What Next?

What Are the Next Steps in Getting a Monorail, or Is This Really the End?

by Bob Fleming

About the Seattle Center Monorail Seattle Center Monorail web site Advantages of monorail My opinions about Seattle area monorail Former Seattle Monorail Project A Proposed Regional Monorail System Arguments against monorail and my responses My ideas for monorail system design My ideas for routes (PRT) Personal Rapid Transit Vocabulary Frequently asked questions Links to other monorail sites Contact me

Other Sites of Mine

A Greater Seattle My mobility web site My transportation web site My mass transit web site The Fleming Family home page

I really can’t believe the dream is over. If that is all it was, just a dream, then I could accept it. But it is not only a dream, it is a vision of a modern rapid transit system, a vision based on facts.

Within an urban environment that is already built up, monorail costs less per mile than light rail or other alternatives, is separated from the delays of surface traffic, is safer, and less disruptive to neighborhoods than surface light rail.

The Green Line project was almost ready to go. Approval at the polls would have meant construction would begin in early 2006 and passenger service would have begun about the end of 2010 or early 2011. Then people would have discovered the advantages of the line and the overall public mood would be to support the construction of more lines.

But previous errors combined with serious problems with financing in 2005 public opinion against the monorail. But the problem was in financing, not in the project itself. Reality got lost in all the negative publicity and confusion. So the project was defeated at the polls. See “What Went Wrong?”

This is truly a tragedy. (See “The Seattle Monorail Tragedy”.) Not only will construction be delayed for no telling how long, but in the meantime the land that has already been purchased for the line will be sold off. So when the next effort to build a monorail gets underway, if it is the Green Line (which makes sense because it is already designed), it will be necessary to reacquire the land, probably at higher prices, especially if new building have been built on the land. And construction costs will be higher than now because of inflation. And if interests rates go up the financing will cost more.

I firmly believe that a monorail system is better than alternatives, at least in certain environments. I see no better alternative for the Green Line route. I feel that we must still try to build the Green Line. These are the things I see that should be done to achieve this goal:

  1. Preserve the real estate — The next most important thing is to see if there is some way to preserve the real estate holdings held by the Seattle Monorail Project, so that this land will still be available for a future Green Line. The SMP will need to be paid for the land so that the MVET car tax can be ended sooner.
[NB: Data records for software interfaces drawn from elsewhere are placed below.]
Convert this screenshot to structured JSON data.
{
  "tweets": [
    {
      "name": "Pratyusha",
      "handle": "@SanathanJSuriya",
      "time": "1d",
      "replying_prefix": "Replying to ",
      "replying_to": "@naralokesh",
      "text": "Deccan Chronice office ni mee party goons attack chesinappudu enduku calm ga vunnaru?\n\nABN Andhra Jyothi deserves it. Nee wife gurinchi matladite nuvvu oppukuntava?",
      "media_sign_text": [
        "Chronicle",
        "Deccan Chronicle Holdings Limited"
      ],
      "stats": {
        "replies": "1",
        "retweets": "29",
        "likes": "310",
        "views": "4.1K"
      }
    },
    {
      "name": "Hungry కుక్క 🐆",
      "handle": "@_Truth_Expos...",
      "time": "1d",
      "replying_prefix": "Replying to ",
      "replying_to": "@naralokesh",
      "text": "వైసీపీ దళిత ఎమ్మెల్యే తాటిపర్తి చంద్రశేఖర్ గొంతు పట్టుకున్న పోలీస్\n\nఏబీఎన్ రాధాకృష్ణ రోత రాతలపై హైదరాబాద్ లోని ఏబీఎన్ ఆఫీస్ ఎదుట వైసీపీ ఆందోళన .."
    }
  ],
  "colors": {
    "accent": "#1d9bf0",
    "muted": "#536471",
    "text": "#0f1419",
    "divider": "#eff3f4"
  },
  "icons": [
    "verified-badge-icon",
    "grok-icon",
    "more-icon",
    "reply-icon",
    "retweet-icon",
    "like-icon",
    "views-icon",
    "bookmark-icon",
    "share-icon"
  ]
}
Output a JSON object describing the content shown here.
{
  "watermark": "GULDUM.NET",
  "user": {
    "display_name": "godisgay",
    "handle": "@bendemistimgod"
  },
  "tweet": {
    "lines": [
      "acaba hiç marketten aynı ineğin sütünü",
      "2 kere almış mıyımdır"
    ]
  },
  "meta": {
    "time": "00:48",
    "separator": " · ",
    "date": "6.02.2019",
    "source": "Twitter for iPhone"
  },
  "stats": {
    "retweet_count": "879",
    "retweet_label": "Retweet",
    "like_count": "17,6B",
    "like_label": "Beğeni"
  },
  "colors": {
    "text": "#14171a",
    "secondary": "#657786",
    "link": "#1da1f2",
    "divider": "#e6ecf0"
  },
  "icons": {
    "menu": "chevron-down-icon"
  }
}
  2. Educate the public — First of all, there should be a gradual effort to change public opinion. The public supported the monorail before and will again once they understand the facts. There are some people like me that read a lot about monorails, make various comparisons, study monorails in other places (see ,Monorail Links, blue column on the right), and keep up with the latest monorail news. But most people aren’t that interested and just read about the monorail sometimes and something now and then on TV. Most people are used to light rail, commuter rail, “El” trains, subways, or other modes of mas transit in other cities and just don’t understand why a monorail would have any advantage. In fact most people’s experience with monorails is with the smaller monorails at Disneyland and other theme parks. These are not practical as a city transit system.

  3. Illustrate advantages — Put the monorail advantages in a form that the average person can understand, in borchures, pictures, video, any available means. There should be pictures showing various forms of transportation, and why monorail works out best in many situations. It should be pointed out that the Green Line monorail would be larger than the one at Disneyland and will be closer to a light rail car in size and capacity.

  4. Make plans for a more acceptable project — The next step would be to gather together a group of people that can come up with a better plan for the Green Line, one that will satisfy the people, the media, and civic leaders. Click here for more ideas about this.

The Seattle Monorail Tragedy
What Went Wrong?
New Plans for the Green Line

Return to the monorail home page Contact Us

©2003 Robert M. Fleming Jr.

This page was last updated on 20 March 2013

Valid XHTML 1.0 Transitional